Bees have been dying worldwide, causing concern for global food supply. This week, the EU has taken a step to protect the bees from pesticides.
As evidence mounts for the link between neonicontinoid use and bee deaths, a group of concerned Americans is bring suit against the EPA.
Turns out honeybees aren't the only pollinators who need to worry about pesticides.
Volunteers for the Bloomington Community Orchard are working hard to attract pollinators by building honeybee hives, mason bee homes and bird houses.
Rob Green talks about the curious case of Colony Collapse Disorder. Then, two dishes with ingredients purchased from the Bloomington Winter Farmers Market.
With his 30 hives, Rob Green brings plenty of experience to the classes he teaches at the Indiana Beekeeping School.
We speak with Tracy Hunter, a third generation beekeeper. Bees are in trouble and two filmmakers want you to know. And, beets and honey make a sweet condiment.
Colony collapse disorder, once thought to be just a seasonal fluke thinning the ranks of bees during an especially cold winter, is getting worse.
A new study has been released citing a possible cause of Colony Collapse Disorder, the term given to the recent declines in honey bee colonies.
The USDA reports that geneticists are working to develop a self-pollinating almond tree to compensate for the rapid decline of honey bee populations

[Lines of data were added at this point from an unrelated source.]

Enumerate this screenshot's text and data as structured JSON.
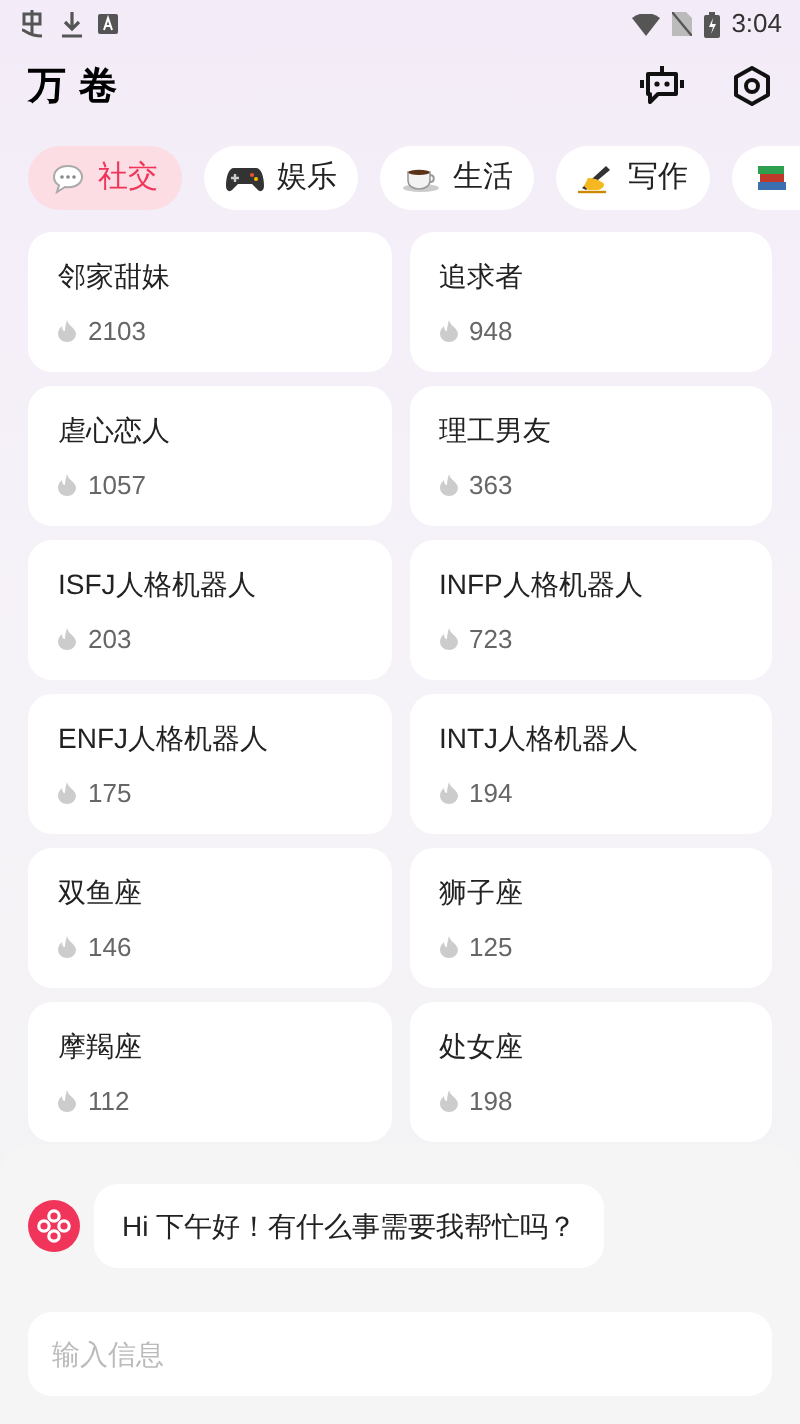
{
  "status_bar": {
    "time": "3:04"
  },
  "header": {
    "title": "万 卷"
  },
  "tabs": [
    {
      "label": "社交",
      "kind": "chat",
      "selected": true
    },
    {
      "label": "娱乐",
      "kind": "gamepad",
      "selected": false
    },
    {
      "label": "生活",
      "kind": "coffee",
      "selected": false
    },
    {
      "label": "写作",
      "kind": "pen",
      "selected": false
    },
    {
      "kind": "books",
      "selected": false
    }
  ],
  "cards": [
    {
      "title": "邻家甜妹",
      "count": "2103"
    },
    {
      "title": "追求者",
      "count": "948"
    },
    {
      "title": "虐心恋人",
      "count": "1057"
    },
    {
      "title": "理工男友",
      "count": "363"
    },
    {
      "title": "ISFJ人格机器人",
      "count": "203"
    },
    {
      "title": "INFP人格机器人",
      "count": "723"
    },
    {
      "title": "ENFJ人格机器人",
      "count": "175"
    },
    {
      "title": "INTJ人格机器人",
      "count": "194"
    },
    {
      "title": "双鱼座",
      "count": "146"
    },
    {
      "title": "狮子座",
      "count": "125"
    },
    {
      "title": "摩羯座",
      "count": "112"
    },
    {
      "title": "处女座",
      "count": "198"
    }
  ],
  "chat": {
    "message": "Hi 下午好！有什么事需要我帮忙吗？",
    "input": {
      "placeholder": "输入信息"
    }
  }
}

The enigmatic disappearance of bees in the last three years has less to do with any one injurious factor than does hundreds of years of poor beekeeping.